While this volume represents a slight decrease from the 37 deals undertaken in Q1 of 2019, the industry has seen continued increases in year-to-date activity, as only 22 deals were announced or closed during Q2 of the prior year. Driven in part by the opportunity to generate economies of scale through vertical integration, strategic buyers represented the vast majority of purchasers during Q2.
Consistent with the prior quarter, the primary driver of increased F&B transaction activity during Q2 relates to continued interest in the fast-growing cannabis market, as industry participants seek to acquire land, production capabilities and intellectual property located both in Canada and abroad. The expectation is that activity will continue into Q3 of 2019 and several quarters to follow, driven partially by market participants who wish to establish an industry footing in anticipation of continued state medicinal and recreational marijuana reform in the US, as well as the possibility of US federal legalization in the near future.

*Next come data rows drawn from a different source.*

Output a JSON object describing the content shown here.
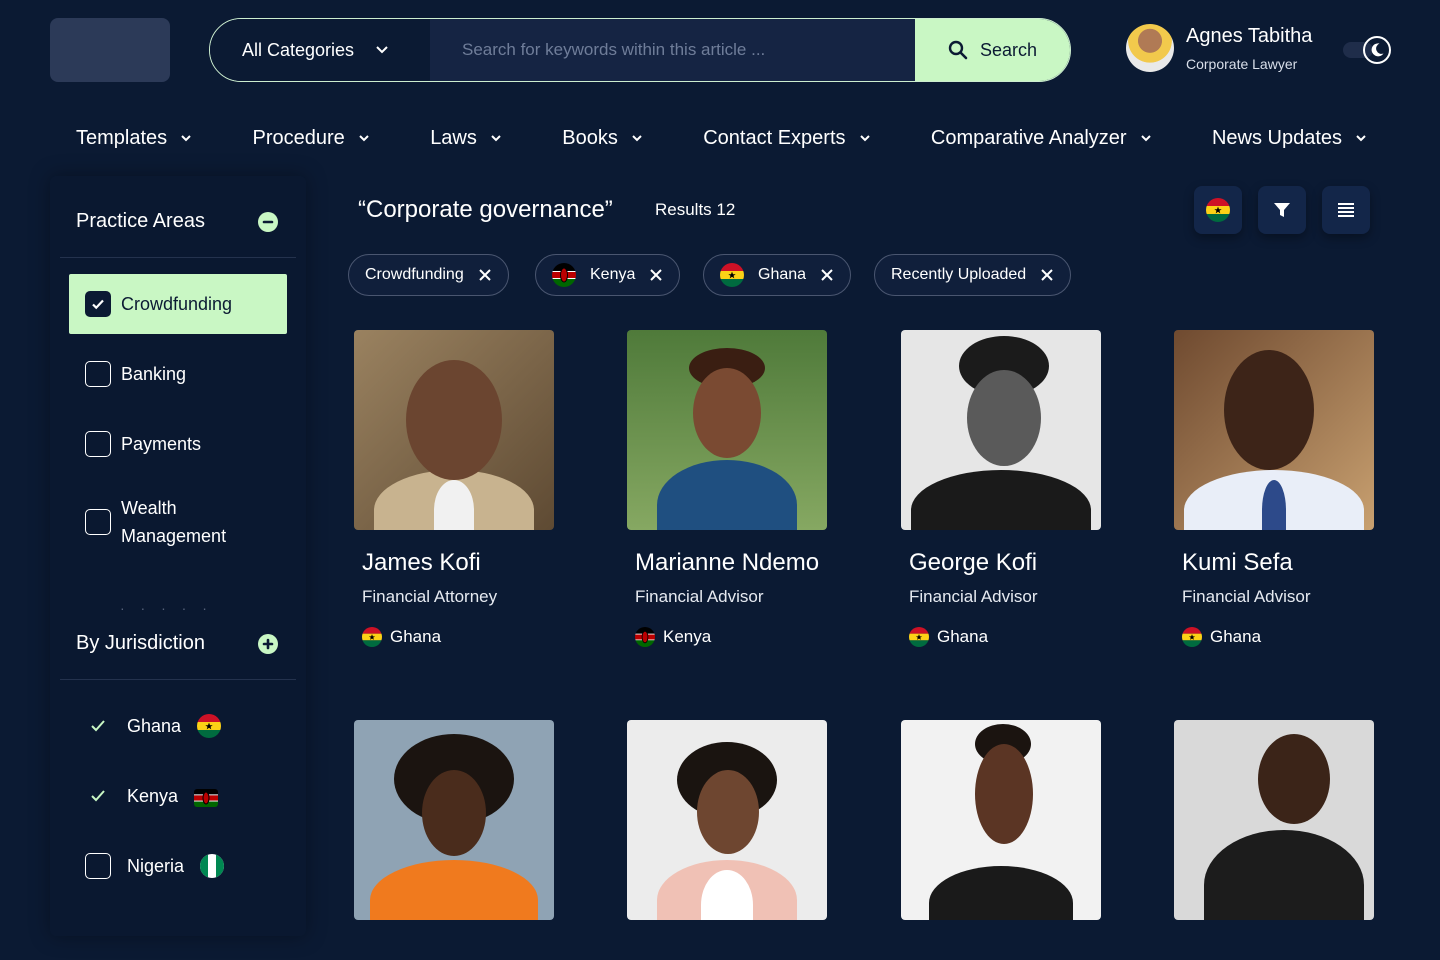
{
  "header": {
    "category_label": "All Categories",
    "search_placeholder": "Search for keywords within this article ...",
    "search_button": "Search",
    "user_name": "Agnes Tabitha",
    "user_role": "Corporate Lawyer"
  },
  "nav": [
    {
      "label": "Templates"
    },
    {
      "label": "Procedure"
    },
    {
      "label": "Laws"
    },
    {
      "label": "Books"
    },
    {
      "label": "Contact Experts"
    },
    {
      "label": "Comparative Analyzer"
    },
    {
      "label": "News Updates"
    }
  ],
  "sidebar": {
    "practice_title": "Practice Areas",
    "practice_items": [
      {
        "label": "Crowdfunding",
        "checked": true
      },
      {
        "label": "Banking",
        "checked": false
      },
      {
        "label": "Payments",
        "checked": false
      },
      {
        "label": "Wealth Management",
        "checked": false
      }
    ],
    "jurisdiction_title": "By Jurisdiction",
    "jurisdictions": [
      {
        "label": "Ghana",
        "checked": true,
        "flag": "ghana-flag"
      },
      {
        "label": "Kenya",
        "checked": true,
        "flag": "kenya-flag"
      },
      {
        "label": "Nigeria",
        "checked": false,
        "flag": "nigeria-flag"
      }
    ]
  },
  "results": {
    "query": "“Corporate governance”",
    "count_label": "Results 12"
  },
  "filters": [
    {
      "label": "Crowdfunding"
    },
    {
      "label": "Kenya",
      "flag": "kenya-flag"
    },
    {
      "label": "Ghana",
      "flag": "ghana-flag"
    },
    {
      "label": "Recently Uploaded"
    }
  ],
  "experts": [
    {
      "name": "James Kofi",
      "role": "Financial Attorney",
      "country": "Ghana"
    },
    {
      "name": "Marianne Ndemo",
      "role": "Financial Advisor",
      "country": "Kenya"
    },
    {
      "name": "George Kofi",
      "role": "Financial Advisor",
      "country": "Ghana"
    },
    {
      "name": "Kumi Sefa",
      "role": "Financial Advisor",
      "country": "Ghana"
    }
  ],
  "colors": {
    "background": "#0b1a33",
    "accent": "#c9f7c4",
    "panel": "#0a1830"
  }
}
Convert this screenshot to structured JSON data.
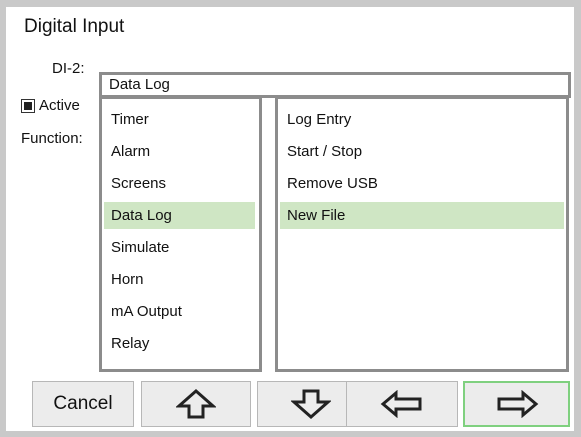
{
  "window": {
    "title": "Digital Input"
  },
  "settings": {
    "input_label": "DI-2:",
    "active_label": "Active",
    "function_label": "Function:"
  },
  "dialog": {
    "title": "Data Log",
    "left_items": [
      {
        "label": "Timer",
        "selected": false
      },
      {
        "label": "Alarm",
        "selected": false
      },
      {
        "label": "Screens",
        "selected": false
      },
      {
        "label": "Data Log",
        "selected": true
      },
      {
        "label": "Simulate",
        "selected": false
      },
      {
        "label": "Horn",
        "selected": false
      },
      {
        "label": "mA Output",
        "selected": false
      },
      {
        "label": "Relay",
        "selected": false
      }
    ],
    "right_items": [
      {
        "label": "Log Entry",
        "selected": false
      },
      {
        "label": "Start / Stop",
        "selected": false
      },
      {
        "label": "Remove USB",
        "selected": false
      },
      {
        "label": "New File",
        "selected": true
      }
    ]
  },
  "toolbar": {
    "cancel_label": "Cancel",
    "up_icon": "arrow-up-icon",
    "down_icon": "arrow-down-icon",
    "left_icon": "arrow-left-icon",
    "right_icon": "arrow-right-icon"
  },
  "colors": {
    "selection": "#cfe6c4",
    "border": "#8c8c8c",
    "focus": "#7fd07f"
  }
}
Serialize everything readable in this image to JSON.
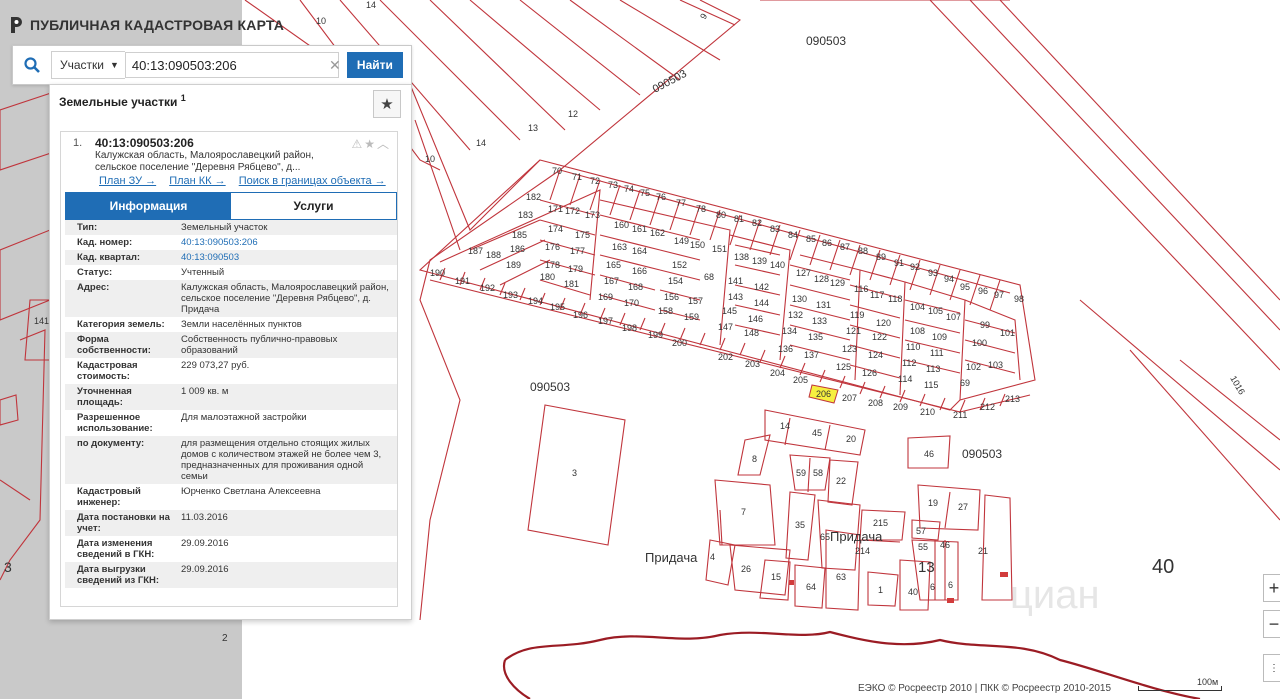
{
  "app": {
    "title": "ПУБЛИЧНАЯ КАДАСТРОВАЯ КАРТА"
  },
  "search": {
    "category": "Участки",
    "value": "40:13:090503:206",
    "button": "Найти"
  },
  "panel": {
    "title": "Земельные участки",
    "count": "1",
    "result": {
      "index": "1.",
      "cad_number": "40:13:090503:206",
      "address_short": "Калужская область, Малоярославецкий район, сельское поселение \"Деревня Рябцево\", д...",
      "links": [
        "План ЗУ →",
        "План КК →",
        "Поиск в границах объекта →"
      ],
      "tabs": [
        "Информация",
        "Услуги"
      ],
      "fields": [
        {
          "key": "Тип:",
          "value": "Земельный участок"
        },
        {
          "key": "Кад. номер:",
          "value": "40:13:090503:206",
          "link": true
        },
        {
          "key": "Кад. квартал:",
          "value": "40:13:090503",
          "link": true
        },
        {
          "key": "Статус:",
          "value": "Учтенный"
        },
        {
          "key": "Адрес:",
          "value": "Калужская область, Малоярославецкий район, сельское поселение \"Деревня Рябцево\", д. Придача"
        },
        {
          "key": "Категория земель:",
          "value": "Земли населённых пунктов"
        },
        {
          "key": "Форма собственности:",
          "value": "Собственность публично-правовых образований"
        },
        {
          "key": "Кадастровая стоимость:",
          "value": "229 073,27 руб."
        },
        {
          "key": "Уточненная площадь:",
          "value": "1 009 кв. м"
        },
        {
          "key": "Разрешенное использование:",
          "value": "Для малоэтажной застройки"
        },
        {
          "key": "по документу:",
          "value": "для размещения отдельно стоящих жилых домов с количеством этажей не более чем 3, предназначенных для проживания одной семьи"
        },
        {
          "key": "Кадастровый инженер:",
          "value": "Юрченко Светлана Алексеевна"
        },
        {
          "key": "Дата постановки на учет:",
          "value": "11.03.2016"
        },
        {
          "key": "Дата изменения сведений в ГКН:",
          "value": "29.09.2016"
        },
        {
          "key": "Дата выгрузки сведений из ГКН:",
          "value": "29.09.2016"
        }
      ]
    }
  },
  "map": {
    "labels": {
      "quarter_top": "090503",
      "quarter_road": "090503",
      "quarter_mid": "090503",
      "quarter_right": "090503",
      "village_left": "Придача",
      "village_right": "Придача",
      "district": "40",
      "num_13": "13",
      "num_3": "3",
      "num_2": "2",
      "num_141": "141",
      "road_1016": "1016",
      "top_10": "10",
      "top_14": "14",
      "top_13": "13",
      "top_12": "12",
      "top_10b": "10",
      "top_14b": "14",
      "top_9": "9"
    },
    "highlighted_plot": "206",
    "watermark": "циан",
    "colors": {
      "parcel": "#c0353c",
      "highlight": "#f6ef3f",
      "shadow": "#c8c8c8"
    }
  },
  "footer": {
    "attribution": "ЕЭКО © Росреестр 2010 | ПКК © Росреестр 2010-2015",
    "scale": "100м"
  },
  "controls": {
    "zoom_in": "+",
    "zoom_out": "−"
  }
}
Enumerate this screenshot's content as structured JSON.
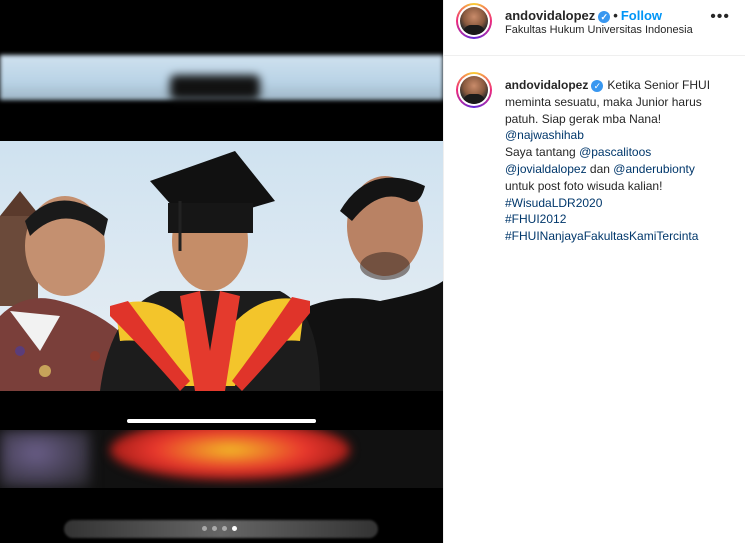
{
  "post": {
    "username": "andovidalopez",
    "verified_glyph": "✓",
    "separator": "•",
    "follow_label": "Follow",
    "location": "Fakultas Hukum Universitas Indonesia",
    "more_icon": "more-options-icon"
  },
  "caption": {
    "username": "andovidalopez",
    "lines": [
      [
        {
          "t": "text",
          "v": "Ketika Senior FHUI"
        }
      ],
      [
        {
          "t": "text",
          "v": "meminta sesuatu, maka Junior harus"
        }
      ],
      [
        {
          "t": "text",
          "v": "patuh. Siap gerak mba Nana!"
        }
      ],
      [
        {
          "t": "mention",
          "v": "@najwashihab"
        }
      ],
      [
        {
          "t": "text",
          "v": "Saya tantang "
        },
        {
          "t": "mention",
          "v": "@pascalitoos"
        }
      ],
      [
        {
          "t": "mention",
          "v": "@jovialdalopez"
        },
        {
          "t": "text",
          "v": " dan "
        },
        {
          "t": "mention",
          "v": "@anderubionty"
        }
      ],
      [
        {
          "t": "text",
          "v": "untuk post foto wisuda kalian!"
        }
      ],
      [
        {
          "t": "hashtag",
          "v": "#WisudaLDR2020"
        }
      ],
      [
        {
          "t": "hashtag",
          "v": "#FHUI2012"
        }
      ],
      [
        {
          "t": "hashtag",
          "v": "#FHUINanjayaFakultasKamiTercinta"
        }
      ]
    ]
  },
  "media": {
    "carousel_dots": 4,
    "active_dot": 3,
    "video_progress": 1.0,
    "prev_icon": "‹"
  },
  "colors": {
    "link": "#00376b",
    "follow": "#0095f6",
    "verified": "#3897f0"
  }
}
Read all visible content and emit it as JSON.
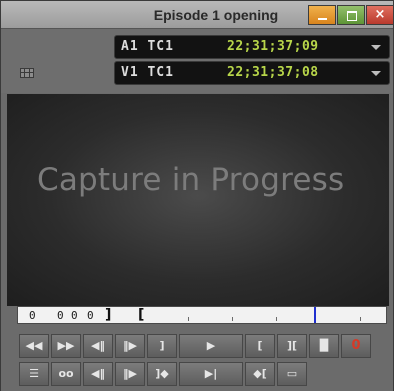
{
  "window": {
    "title": "Episode 1 opening",
    "buttons": {
      "minimize_icon": "minimize-icon",
      "maximize_icon": "maximize-icon",
      "close_icon": "close-icon",
      "close_glyph": "×"
    },
    "colors": {
      "minimize": "#e49a34",
      "maximize": "#78aa4f",
      "close": "#c94a3c"
    }
  },
  "timecode": {
    "rows": [
      {
        "label": "A1 TC1",
        "value": "22;31;37;09",
        "dropdown_icon": "chevron-down-icon"
      },
      {
        "label": "V1 TC1",
        "value": "22;31;37;08",
        "dropdown_icon": "chevron-down-icon"
      }
    ],
    "value_color": "#b8d64a"
  },
  "viewer": {
    "message": "Capture in Progress",
    "grid_icon": "grid-icon"
  },
  "timeline": {
    "markers": [
      "0",
      "0",
      "0",
      "0"
    ],
    "mark_out": "]",
    "mark_in": "[",
    "position_color": "#1f2fcf"
  },
  "transport": {
    "row1": [
      {
        "name": "rewind-button",
        "glyph": "◀◀"
      },
      {
        "name": "fast-forward-button",
        "glyph": "▶▶"
      },
      {
        "name": "step-back-button",
        "glyph": "◀‖"
      },
      {
        "name": "step-forward-button",
        "glyph": "‖▶"
      },
      {
        "name": "mark-out-button",
        "glyph": "]"
      },
      {
        "name": "play-button",
        "glyph": "▶"
      },
      {
        "name": "mark-in-button",
        "glyph": "["
      },
      {
        "name": "mark-clip-button",
        "glyph": "]["
      },
      {
        "name": "clear-marks-button",
        "glyph": "▐▌"
      },
      {
        "name": "record-button",
        "glyph": "0"
      }
    ],
    "row2": [
      {
        "name": "clip-list-button",
        "glyph": "☰"
      },
      {
        "name": "tape-button",
        "glyph": "oo"
      },
      {
        "name": "frame-back-button",
        "glyph": "◀‖"
      },
      {
        "name": "frame-forward-button",
        "glyph": "‖▶"
      },
      {
        "name": "go-to-out-button",
        "glyph": "]◆"
      },
      {
        "name": "go-to-end-button",
        "glyph": "▶|"
      },
      {
        "name": "go-to-in-button",
        "glyph": "◆["
      },
      {
        "name": "film-button",
        "glyph": "▭"
      }
    ]
  }
}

The ongoing culture shift toward healthier, organic food and beverage products is another factor contributing to increased M&A activity in the sector, as companies seek to diversify away from traditional F&B product offerings into more differentiated niche markets.
Ongoing trade disputes between China and the US have continued to take a toll on global financial markets, pushing 2019 and 2020 growth expectations lower and unemployment higher. To cushion the resulting economic slowdown, both the European Central Bank and Federal Reserve have signalled that they will inject fiscal stimulus by the end of 2019, with the possibility of interest rate cuts as soon as this month. While Canada is not immune to the political tension, economic growth was moderate in Q2 of 2019, and as such there is no expectation that the Bank of Canada will decrease the key lending rate in the short term. Although there continues to be a lot of uncertainty surrounding the macroeconomic landscape, continued social and cultural shifts, inexpensive debt financing, continued ownership succession needs and favourable foreign exchange rates result in a Canadian F&B market that remains conducive to M&A activity in Q3 and beyond.